Tooth Decay (and extraction)
My daughter’s teeth are badly decayed due to chronic reflux and the acid in the regurgitation. Her dentist is recommending that the teeth be pulled.
It is very common for children with CdLS to have a great number of dental problems. Reflux and the acid that enters the mouth can cause a serious breakdown of the enamel covering the teeth.
Once the protective layer of enamel has been altered, large dental cavities can destroy the teeth in a short period of time. Often it is extremely difficult to provide adequate oral hygiene for the children due to their protective and resistant actions, keeping us from gaining access to the mouth. Getting a toothbrush to the areas furthest back in the mouth can be a challenge. This is where the acid can have its most devastating affects. Therefore, in a situation where oral hygiene is difficult, the teeth chronically come in contact with strong stomach acids and we can expect dental cavities, leading to infections and abscesses.
It is not surprising that the dentist you are working with might have prescribed removal of some teeth. Many times the teeth are just not restorable. If there is not enough of the tooth left to place a filling or a crown, removal is the only answer. Treatment will probably have to take place in a hospital setting. Conscious sedation or general anesthesia may be necessary for your daughter in order that adequate cooperation can be attained to perform a safe dental operation.
Our top priority is always to save teeth and bring the oral condition back to a healthy and functional state. Extractions are our last resort, but certainly they often are the only treatment possible. Discuss your concerns with your dentist, ideally a pediatric dentist. If a second opinion would help in assuring that you are well informed, then I strongly recommend it. You might find that the treatment prescribed by your current dentist is the only way to go.

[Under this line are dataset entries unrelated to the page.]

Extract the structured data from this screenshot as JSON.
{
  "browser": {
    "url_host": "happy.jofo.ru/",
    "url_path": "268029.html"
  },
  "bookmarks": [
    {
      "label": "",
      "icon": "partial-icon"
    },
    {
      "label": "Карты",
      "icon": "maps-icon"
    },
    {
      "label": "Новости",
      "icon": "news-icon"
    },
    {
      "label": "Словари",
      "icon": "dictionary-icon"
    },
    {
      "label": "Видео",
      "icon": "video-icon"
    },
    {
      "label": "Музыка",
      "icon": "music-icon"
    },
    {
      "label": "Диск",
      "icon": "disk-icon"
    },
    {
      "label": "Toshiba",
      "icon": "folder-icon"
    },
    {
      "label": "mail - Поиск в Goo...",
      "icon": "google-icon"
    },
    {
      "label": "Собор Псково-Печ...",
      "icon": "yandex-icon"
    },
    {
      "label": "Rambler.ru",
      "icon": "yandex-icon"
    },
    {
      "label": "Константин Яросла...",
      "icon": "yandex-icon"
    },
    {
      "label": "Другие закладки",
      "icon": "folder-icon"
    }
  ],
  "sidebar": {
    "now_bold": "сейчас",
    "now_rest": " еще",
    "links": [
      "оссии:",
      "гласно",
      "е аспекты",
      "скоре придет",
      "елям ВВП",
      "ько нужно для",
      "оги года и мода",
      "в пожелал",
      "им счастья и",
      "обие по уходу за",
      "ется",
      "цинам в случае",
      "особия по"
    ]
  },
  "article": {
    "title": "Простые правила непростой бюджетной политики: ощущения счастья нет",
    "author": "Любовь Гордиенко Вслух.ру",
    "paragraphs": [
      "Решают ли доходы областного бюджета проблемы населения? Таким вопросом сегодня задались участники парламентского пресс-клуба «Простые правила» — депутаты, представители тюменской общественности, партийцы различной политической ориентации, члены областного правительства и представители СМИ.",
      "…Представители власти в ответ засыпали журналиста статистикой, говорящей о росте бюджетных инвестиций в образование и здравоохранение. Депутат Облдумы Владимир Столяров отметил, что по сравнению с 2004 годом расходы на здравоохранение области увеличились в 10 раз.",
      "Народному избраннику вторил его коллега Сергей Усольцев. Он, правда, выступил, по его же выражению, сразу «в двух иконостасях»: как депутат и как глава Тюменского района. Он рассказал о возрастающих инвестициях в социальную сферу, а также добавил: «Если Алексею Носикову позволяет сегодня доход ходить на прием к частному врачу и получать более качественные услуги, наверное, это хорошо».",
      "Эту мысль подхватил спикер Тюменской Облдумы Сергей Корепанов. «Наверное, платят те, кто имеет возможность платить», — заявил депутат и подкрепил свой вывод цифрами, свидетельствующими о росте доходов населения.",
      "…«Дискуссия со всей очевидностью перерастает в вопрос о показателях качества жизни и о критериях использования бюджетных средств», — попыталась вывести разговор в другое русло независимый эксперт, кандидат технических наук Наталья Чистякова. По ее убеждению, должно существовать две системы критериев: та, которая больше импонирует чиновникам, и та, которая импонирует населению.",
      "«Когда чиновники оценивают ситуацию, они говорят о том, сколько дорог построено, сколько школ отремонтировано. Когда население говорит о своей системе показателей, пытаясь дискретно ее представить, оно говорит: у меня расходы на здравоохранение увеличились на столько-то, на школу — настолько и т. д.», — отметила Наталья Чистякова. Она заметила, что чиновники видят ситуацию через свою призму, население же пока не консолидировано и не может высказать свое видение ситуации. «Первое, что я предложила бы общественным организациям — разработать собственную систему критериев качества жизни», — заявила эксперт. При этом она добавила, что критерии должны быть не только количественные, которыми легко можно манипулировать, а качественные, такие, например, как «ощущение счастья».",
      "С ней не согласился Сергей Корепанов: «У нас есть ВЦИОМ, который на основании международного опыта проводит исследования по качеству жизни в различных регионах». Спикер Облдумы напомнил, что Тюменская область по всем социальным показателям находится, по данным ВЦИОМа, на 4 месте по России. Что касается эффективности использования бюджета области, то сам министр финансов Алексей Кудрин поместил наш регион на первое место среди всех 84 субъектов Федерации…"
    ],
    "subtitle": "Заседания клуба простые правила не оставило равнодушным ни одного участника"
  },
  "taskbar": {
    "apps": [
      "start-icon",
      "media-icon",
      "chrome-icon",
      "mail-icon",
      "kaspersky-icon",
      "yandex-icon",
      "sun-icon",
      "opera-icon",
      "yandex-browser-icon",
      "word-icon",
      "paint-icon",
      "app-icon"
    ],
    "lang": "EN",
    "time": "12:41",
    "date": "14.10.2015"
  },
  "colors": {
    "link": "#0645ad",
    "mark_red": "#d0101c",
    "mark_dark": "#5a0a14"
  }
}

Legal Disclaimer: Please take note that the CdLS Foundation’s Ask the Expert service is comprised of volunteer professionals in various areas of focus. Response times may vary and a response is not guaranteed. Answers are not considered a medical, behavioral, or educational consultation. Ask the Expert is not a substitute for the care and attention your child’s personal physician, psychologist, educational consultant, or social worker can deliver.